**The task**. Leave the pictures out and repeat the rest of the data below exactly.

**Records supplied**.

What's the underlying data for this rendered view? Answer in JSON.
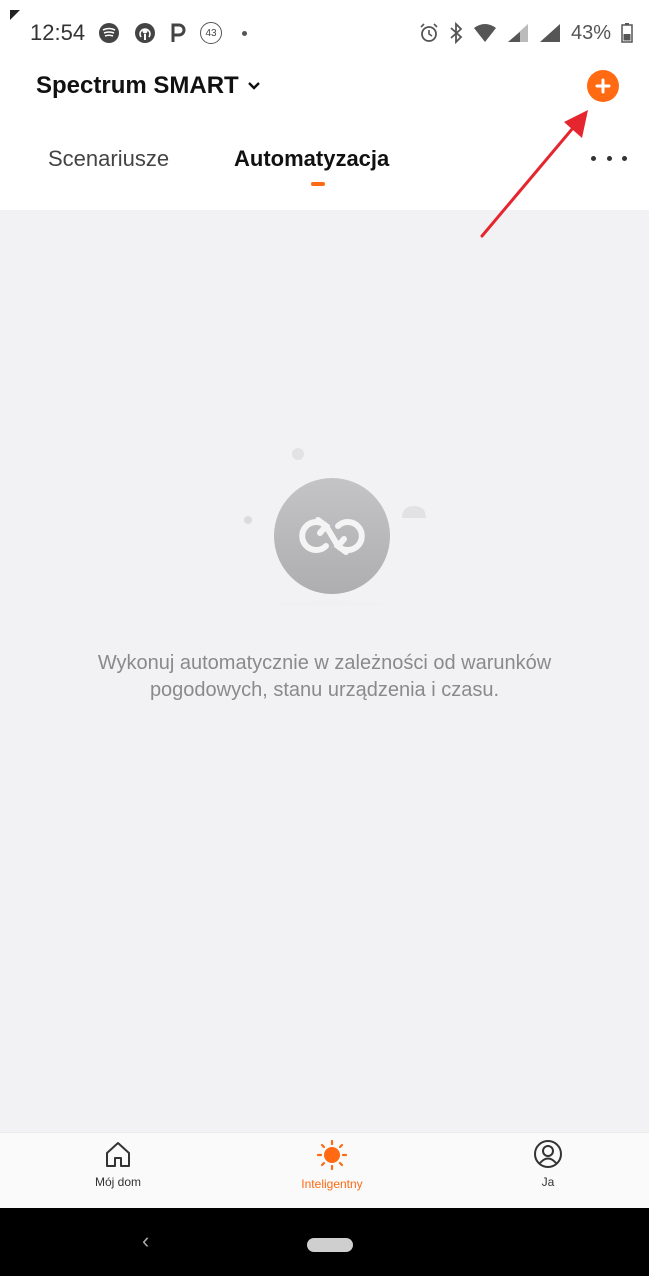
{
  "status_bar": {
    "time": "12:54",
    "notification_badge": "43",
    "battery_percent": "43%",
    "icons": [
      "spotify-icon",
      "podcast-icon",
      "parking-icon",
      "notification-badge-icon",
      "dot-icon",
      "alarm-icon",
      "bluetooth-icon",
      "wifi-icon",
      "signal-icon",
      "signal-icon",
      "battery-icon"
    ]
  },
  "header": {
    "home_name": "Spectrum SMART",
    "add_icon": "plus-circle-icon",
    "more_icon": "more-dots-icon"
  },
  "tabs": [
    {
      "label": "Scenariusze",
      "active": false
    },
    {
      "label": "Automatyzacja",
      "active": true
    }
  ],
  "empty_state": {
    "icon": "automation-loop-icon",
    "message": "Wykonuj automatycznie w zależności od warunków pogodowych, stanu urządzenia i czasu."
  },
  "bottom_nav": {
    "items": [
      {
        "label": "Mój dom",
        "icon": "home-icon",
        "active": false
      },
      {
        "label": "Inteligentny",
        "icon": "sun-icon",
        "active": true
      },
      {
        "label": "Ja",
        "icon": "user-icon",
        "active": false
      }
    ]
  },
  "system_nav": {
    "back_glyph": "‹"
  },
  "colors": {
    "accent": "#ff6a13",
    "annotation": "#e5262e",
    "background": "#f2f2f4"
  }
}
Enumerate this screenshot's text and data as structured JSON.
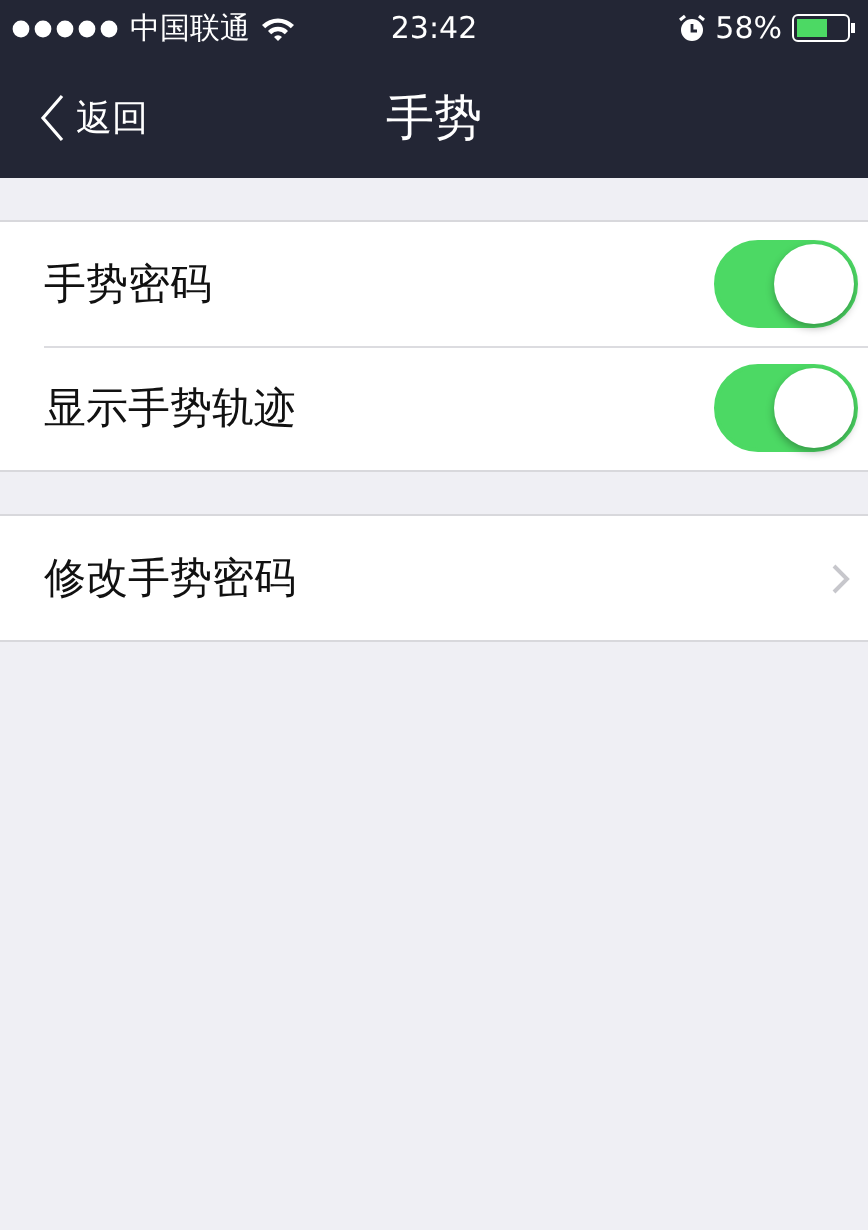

**Task solution**.
What's the underlying data for this rendered view? Answer in JSON.
{
  "status_bar": {
    "time": "12:54",
    "notification_badge": "43",
    "battery_percent": "43%",
    "icons": [
      "spotify-icon",
      "podcast-icon",
      "parking-icon",
      "notification-badge-icon",
      "dot-icon",
      "alarm-icon",
      "bluetooth-icon",
      "wifi-icon",
      "signal-icon",
      "signal-icon",
      "battery-icon"
    ]
  },
  "header": {
    "home_name": "Spectrum SMART",
    "add_icon": "plus-circle-icon",
    "more_icon": "more-dots-icon"
  },
  "tabs": [
    {
      "label": "Scenariusze",
      "active": false
    },
    {
      "label": "Automatyzacja",
      "active": true
    }
  ],
  "empty_state": {
    "icon": "automation-loop-icon",
    "message": "Wykonuj automatycznie w zależności od warunków pogodowych, stanu urządzenia i czasu."
  },
  "bottom_nav": {
    "items": [
      {
        "label": "Mój dom",
        "icon": "home-icon",
        "active": false
      },
      {
        "label": "Inteligentny",
        "icon": "sun-icon",
        "active": true
      },
      {
        "label": "Ja",
        "icon": "user-icon",
        "active": false
      }
    ]
  },
  "system_nav": {
    "back_glyph": "‹"
  },
  "colors": {
    "accent": "#ff6a13",
    "annotation": "#e5262e",
    "background": "#f2f2f4"
  }
}
Enumerate this screenshot's text and data as structured JSON.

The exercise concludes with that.